Once a plaintiff establishes a prima facie case of retaliatory discharge, "`[t]he burden... then shift[s] to the defendant employer to come forward with evidence that the employee was terminated for a legitimate reason, whereupon the employee must prove that the reason given by the employer was not true but a pretext for an otherwise impermissible termination.'" Culbreth v. Woodham Plumbing Co., 599 So.2d 1120, 1122 (Ala.1992) (quoting Twilley v. Daubert Coated Prods., Inc., 536 So.2d 1364, 1369 (Ala.1988)).
Aldridge, 854 So.2d at 568.
Black Creek has argued that Wood's employment was terminated because (1) he voluntarily quit on June 20 by leaving work early without permission, and (2) his statements regarding Tullis—that he would "slap that bitch" and that "[s]he can kiss my ass"—violated company policies against the use of inappropriate language and threatening or insubordinate behavior.
Wood, 69 So.3d at 164. Thus, the opinion "conclude[d] that Black Creek ha[d] presented undisputed evidence of a legitimate reason for Wood's discharge—that he used foul and inappropriate language in reference to a supervisory or managerial employee." 69 So.3d at 165. The opinion reasoned that "[b]ecause Black Creek's advanced reason is legitimate, Wood failed to present substantial evidence indicating that he was discharged solely for filing a workers' compensation claim, as he was required to do to recover under Ala.Code 1975, § 25-5-11.1." 69 So.3d at 165.
Wood has admitted that he made the remark that Tullis could "kiss [his] ass." For the purposes of our analysis in this case, we will assume that such language is "inappropriate to the workplace" as that phrase is used in Black Creek's employee handbook and, thus, can provide "evidence that [Wood] was terminated for a legitimate reason." Culbreth, 599 So.2d at 1122. We must now consider whether
In this regard, Wood argued in his petition for certiorari review that the Court of Civil Appeals' decision conflicts with Culbreth. In Culbreth, Ivy Culbreth filed a worker's compensation claim after suffering an on-the-job injury that kept him away from work for approximately two weeks.
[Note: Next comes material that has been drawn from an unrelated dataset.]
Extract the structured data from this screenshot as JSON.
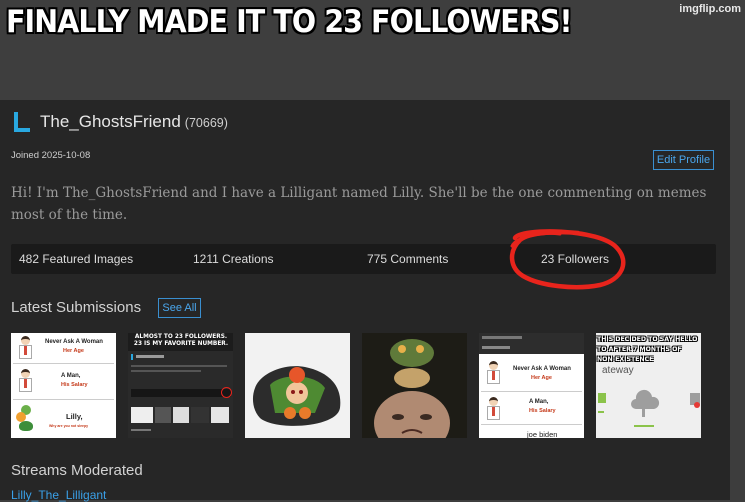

Culbreth testified:
Culbreth, 599 So.2d at 1122.
This Court concluded that "a jury question is presented as to whether Woodham Plumbing's asserted reason [was] a legitimate one or only a pretext." Culbreth, 599 So.2d at 1123. We stated:
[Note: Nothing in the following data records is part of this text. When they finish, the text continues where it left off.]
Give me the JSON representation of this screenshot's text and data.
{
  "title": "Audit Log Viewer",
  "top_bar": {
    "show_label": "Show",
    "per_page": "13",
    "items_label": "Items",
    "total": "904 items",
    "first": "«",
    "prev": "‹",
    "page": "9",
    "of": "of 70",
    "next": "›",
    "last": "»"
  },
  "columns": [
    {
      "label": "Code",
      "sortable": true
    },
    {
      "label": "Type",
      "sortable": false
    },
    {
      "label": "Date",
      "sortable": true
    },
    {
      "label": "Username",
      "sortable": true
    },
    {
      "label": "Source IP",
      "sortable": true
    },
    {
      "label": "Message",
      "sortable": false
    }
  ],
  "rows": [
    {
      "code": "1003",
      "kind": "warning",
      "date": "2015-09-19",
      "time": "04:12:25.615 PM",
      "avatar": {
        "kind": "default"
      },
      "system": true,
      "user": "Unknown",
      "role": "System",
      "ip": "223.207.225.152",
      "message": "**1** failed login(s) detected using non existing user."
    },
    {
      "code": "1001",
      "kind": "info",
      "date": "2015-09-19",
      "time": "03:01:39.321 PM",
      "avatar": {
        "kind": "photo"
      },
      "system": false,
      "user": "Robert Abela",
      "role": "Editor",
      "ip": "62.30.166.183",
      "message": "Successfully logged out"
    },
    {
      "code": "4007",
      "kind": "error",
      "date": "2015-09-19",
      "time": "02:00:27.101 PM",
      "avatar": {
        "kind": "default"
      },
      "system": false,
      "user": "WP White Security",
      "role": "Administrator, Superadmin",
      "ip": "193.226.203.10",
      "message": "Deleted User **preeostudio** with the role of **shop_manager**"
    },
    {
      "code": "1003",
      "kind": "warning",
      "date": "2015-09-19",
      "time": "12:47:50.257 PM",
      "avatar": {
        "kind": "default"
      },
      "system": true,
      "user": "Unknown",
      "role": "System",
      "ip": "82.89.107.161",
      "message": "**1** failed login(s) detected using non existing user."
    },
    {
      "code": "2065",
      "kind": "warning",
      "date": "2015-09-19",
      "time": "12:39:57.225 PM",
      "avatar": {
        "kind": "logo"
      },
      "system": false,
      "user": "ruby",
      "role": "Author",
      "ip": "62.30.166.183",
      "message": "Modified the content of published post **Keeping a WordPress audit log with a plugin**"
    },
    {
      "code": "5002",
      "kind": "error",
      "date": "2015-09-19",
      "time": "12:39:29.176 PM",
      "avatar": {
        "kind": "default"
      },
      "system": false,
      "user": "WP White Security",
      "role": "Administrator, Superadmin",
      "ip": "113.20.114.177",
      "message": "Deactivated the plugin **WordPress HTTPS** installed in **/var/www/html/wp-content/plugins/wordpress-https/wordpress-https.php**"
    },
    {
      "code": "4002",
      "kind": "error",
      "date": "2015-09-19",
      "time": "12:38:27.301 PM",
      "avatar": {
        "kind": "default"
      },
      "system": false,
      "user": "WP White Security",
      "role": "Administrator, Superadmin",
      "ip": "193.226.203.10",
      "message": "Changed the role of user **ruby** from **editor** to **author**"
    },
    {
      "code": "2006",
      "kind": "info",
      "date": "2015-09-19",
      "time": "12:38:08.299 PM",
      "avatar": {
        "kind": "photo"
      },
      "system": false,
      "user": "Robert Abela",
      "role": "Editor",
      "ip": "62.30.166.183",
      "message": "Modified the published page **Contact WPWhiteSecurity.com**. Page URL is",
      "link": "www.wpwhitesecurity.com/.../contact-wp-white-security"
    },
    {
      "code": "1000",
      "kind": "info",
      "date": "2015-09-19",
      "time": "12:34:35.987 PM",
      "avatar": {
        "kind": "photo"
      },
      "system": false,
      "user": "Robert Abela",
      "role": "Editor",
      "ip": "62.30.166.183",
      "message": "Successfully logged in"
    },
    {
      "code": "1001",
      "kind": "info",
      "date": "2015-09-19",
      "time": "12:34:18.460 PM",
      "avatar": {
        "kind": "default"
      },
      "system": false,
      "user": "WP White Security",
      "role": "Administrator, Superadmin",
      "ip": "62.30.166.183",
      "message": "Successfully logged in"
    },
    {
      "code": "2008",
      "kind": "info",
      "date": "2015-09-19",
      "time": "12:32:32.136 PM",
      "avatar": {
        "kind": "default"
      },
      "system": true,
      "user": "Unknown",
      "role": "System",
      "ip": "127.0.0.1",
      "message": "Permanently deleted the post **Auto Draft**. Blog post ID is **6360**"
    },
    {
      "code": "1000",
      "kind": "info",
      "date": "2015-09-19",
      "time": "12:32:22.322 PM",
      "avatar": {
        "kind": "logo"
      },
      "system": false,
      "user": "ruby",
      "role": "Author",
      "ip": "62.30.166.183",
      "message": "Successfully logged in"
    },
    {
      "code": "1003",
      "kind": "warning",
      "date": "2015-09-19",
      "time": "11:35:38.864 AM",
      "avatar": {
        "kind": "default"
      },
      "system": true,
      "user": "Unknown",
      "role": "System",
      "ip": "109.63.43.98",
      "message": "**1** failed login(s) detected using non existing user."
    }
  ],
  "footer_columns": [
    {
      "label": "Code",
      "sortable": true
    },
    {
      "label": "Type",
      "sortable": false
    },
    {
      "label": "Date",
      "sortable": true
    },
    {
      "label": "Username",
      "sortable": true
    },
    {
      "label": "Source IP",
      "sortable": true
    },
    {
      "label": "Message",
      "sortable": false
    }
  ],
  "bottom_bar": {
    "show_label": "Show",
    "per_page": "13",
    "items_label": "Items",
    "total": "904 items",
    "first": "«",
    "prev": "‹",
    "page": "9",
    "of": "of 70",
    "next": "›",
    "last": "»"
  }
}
Wood testified that, when Marshall telephoned him on June 20 to inform him that his employment had been terminated, Marshall stated that the reason for his termination was that Wood had left work early that day without permission. According to Wood, no mention was made of any allegedly inappropriate comment Wood made regarding Tullis.
Tullis testified repeatedly that Wood was not terminated or discharged for the use of foul or inappropriate language or for any other reason.
Moreover, Marshall testified that, in deciding whether to terminate Wood's employment, he reviewed the statements of the other Black Creek employees regarding Wood's allegedly inappropriate comments.
Flint Constr. Co., 904 So.2d at 252.
The decision of the Court of Civil Appeals conflicts with prior caselaw, and its judgment is due to be reversed. However, as Black Creek points out, if the Court of Civil Appeals' decision is reversed, "there are several issues regarding the calculation of damages and award of mental anguish which [were] pretermitted by the Court of Civil Appeals which are due to be considered." Black Creek's brief, at 46. Therefore, we must remand the case to the Court of Civil Appeals for consideration of those issues.
The Court of Civil Appeals erred in reversing the trial court's judgment and instructing the trial court to enter a judgment in Black Creek's favor. Therefore, we reverse the Court of Civil Appeals' judgment and remand the case to that court for further proceedings consistent with this opinion.
REVERSED AND REMANDED.
COBB, C.J., and LYONS, STUART, SMITH, BOLIN, PARKER, MURDOCK, and SHAW, JJ., concur.